Using the records below, find every line that includes "Sharing" and copy it.

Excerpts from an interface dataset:
---*---

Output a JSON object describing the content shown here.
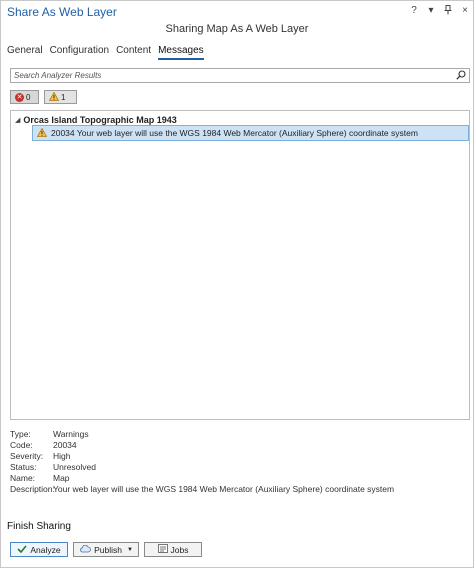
{
  "window": {
    "title": "Share As Web Layer",
    "subtitle": "Sharing Map As A Web Layer",
    "help_icon": "?",
    "menu_icon": "▾",
    "pin_icon": "pin-icon",
    "close_icon": "×"
  },
  "tabs": [
    {
      "label": "General"
    },
    {
      "label": "Configuration"
    },
    {
      "label": "Content"
    },
    {
      "label": "Messages"
    }
  ],
  "search": {
    "placeholder": "Search Analyzer Results"
  },
  "filters": {
    "errors_count": "0",
    "warnings_count": "1"
  },
  "results": {
    "group_title": "Orcas Island Topographic Map 1943",
    "message": "20034 Your web layer will use the WGS 1984 Web Mercator (Auxiliary Sphere) coordinate system"
  },
  "details": {
    "type_label": "Type:",
    "type_value": "Warnings",
    "code_label": "Code:",
    "code_value": "20034",
    "severity_label": "Severity:",
    "severity_value": "High",
    "status_label": "Status:",
    "status_value": "Unresolved",
    "name_label": "Name:",
    "name_value": "Map",
    "description_label": "Description:",
    "description_value": "Your web layer will use the WGS 1984 Web Mercator (Auxiliary Sphere) coordinate system"
  },
  "finish": {
    "heading": "Finish Sharing",
    "analyze_label": "Analyze",
    "publish_label": "Publish",
    "jobs_label": "Jobs"
  },
  "colors": {
    "accent": "#1f5fa8",
    "selection": "#cde3f5",
    "error": "#c5322e",
    "warning": "#e8a317"
  }
}
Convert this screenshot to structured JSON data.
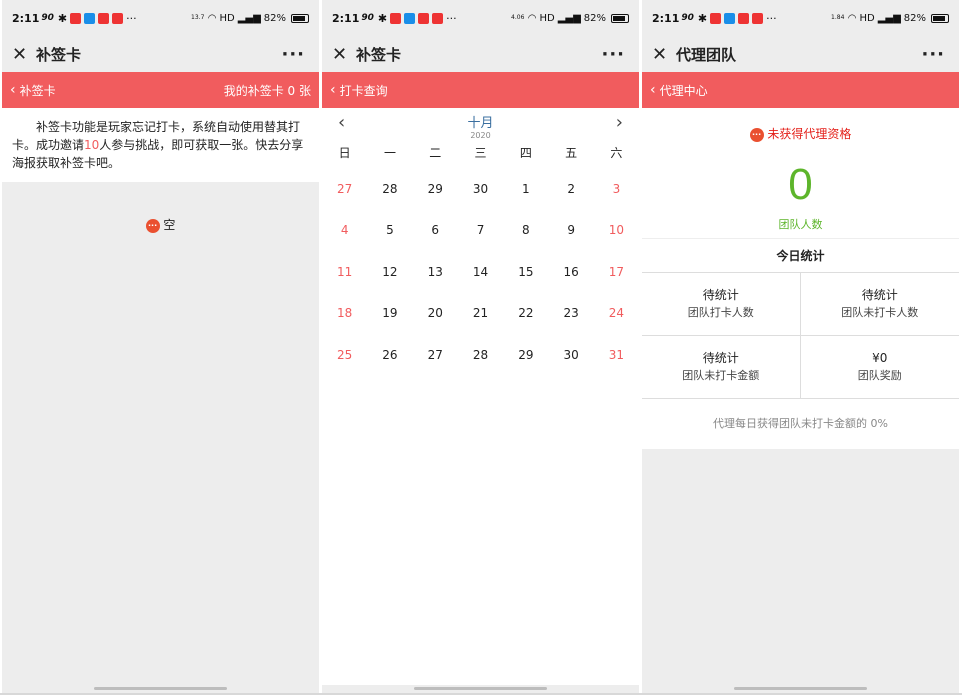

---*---

Solution to this problem:
    "subtitle": "Sharing Map As A Web Layer",
    "heading": "Finish Sharing",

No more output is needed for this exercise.